[Exercise description] Note how many lines in these entries contain "each", and reply with that number alone.

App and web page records

*** Begin section ***

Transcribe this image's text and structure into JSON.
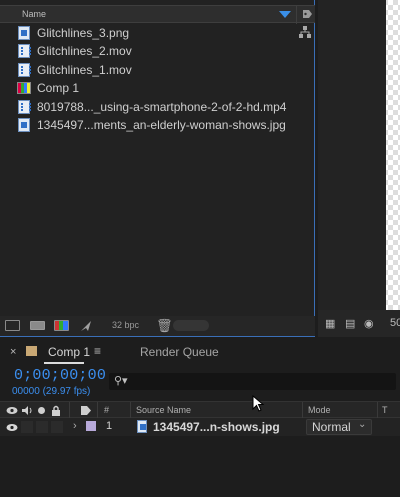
{
  "project": {
    "column_name": "Name",
    "files": [
      {
        "label": "Glitchlines_3.png",
        "icon": "image-file-icon"
      },
      {
        "label": "Glitchlines_2.mov",
        "icon": "video-file-icon"
      },
      {
        "label": "Glitchlines_1.mov",
        "icon": "video-file-icon"
      },
      {
        "label": "Comp 1",
        "icon": "composition-icon"
      },
      {
        "label": "8019788..._using-a-smartphone-2-of-2-hd.mp4",
        "icon": "video-file-icon"
      },
      {
        "label": "1345497...ments_an-elderly-woman-shows.jpg",
        "icon": "image-file-icon"
      }
    ],
    "bpc": "32 bpc"
  },
  "viewer": {
    "zoom": "50"
  },
  "timeline": {
    "tab_comp": "Comp 1",
    "tab_render": "Render Queue",
    "timecode": "0;00;00;00",
    "frames": "00000 (29.97 fps)",
    "columns": {
      "hash": "#",
      "source_name": "Source Name",
      "mode": "Mode",
      "t": "T"
    },
    "layer": {
      "number": "1",
      "name": "1345497...n-shows.jpg",
      "mode": "Normal"
    }
  },
  "colors": {
    "accent": "#3b8ff0",
    "panel_border": "#3a6fb8",
    "layer_label": "#b7a9d9",
    "comp_label": "#c9a874"
  }
}
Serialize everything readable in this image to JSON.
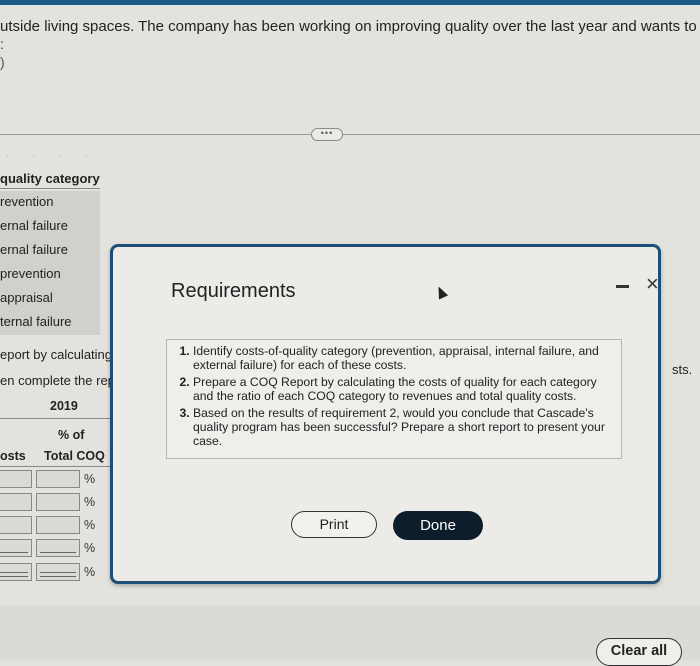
{
  "problem": {
    "intro_line": "utside living spaces. The company has been working on improving quality over the last year and wants to evaluate how we",
    "intro_line2": ":",
    "intro_line3": ")",
    "more_button": "•••"
  },
  "quality_table": {
    "header": "quality category",
    "items": [
      "revention",
      "ernal failure",
      "ernal failure",
      "prevention",
      "appraisal",
      "ternal failure"
    ]
  },
  "report_section": {
    "line1": "eport by calculating th",
    "line2": "en complete the repo",
    "year": "2019",
    "col_pct_of": "% of",
    "col_costs": "osts",
    "col_total_coq": "Total COQ",
    "pct_symbol": "%",
    "rows": [
      {
        "underline": "none"
      },
      {
        "underline": "none"
      },
      {
        "underline": "none"
      },
      {
        "underline": "single"
      },
      {
        "underline": "double"
      }
    ],
    "outside_right_text": "sts."
  },
  "modal": {
    "title": "Requirements",
    "minimize_icon": "minimize-icon",
    "close_icon": "×",
    "requirements": [
      "Identify costs-of-quality category (prevention, appraisal, internal failure, and external failure) for each of these costs.",
      "Prepare a COQ Report by calculating the costs of quality for each category and the ratio of each COQ category to revenues and total quality costs.",
      "Based on the results of requirement 2, would you conclude that Cascade's quality program has been successful? Prepare a short report to present your case."
    ],
    "print_label": "Print",
    "done_label": "Done"
  },
  "footer": {
    "clear_all_label": "Clear all"
  },
  "colors": {
    "modal_border": "#1d4f78",
    "done_button": "#0e1d2c",
    "top_bar": "#1a5a86"
  }
}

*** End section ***

[Completed task] 2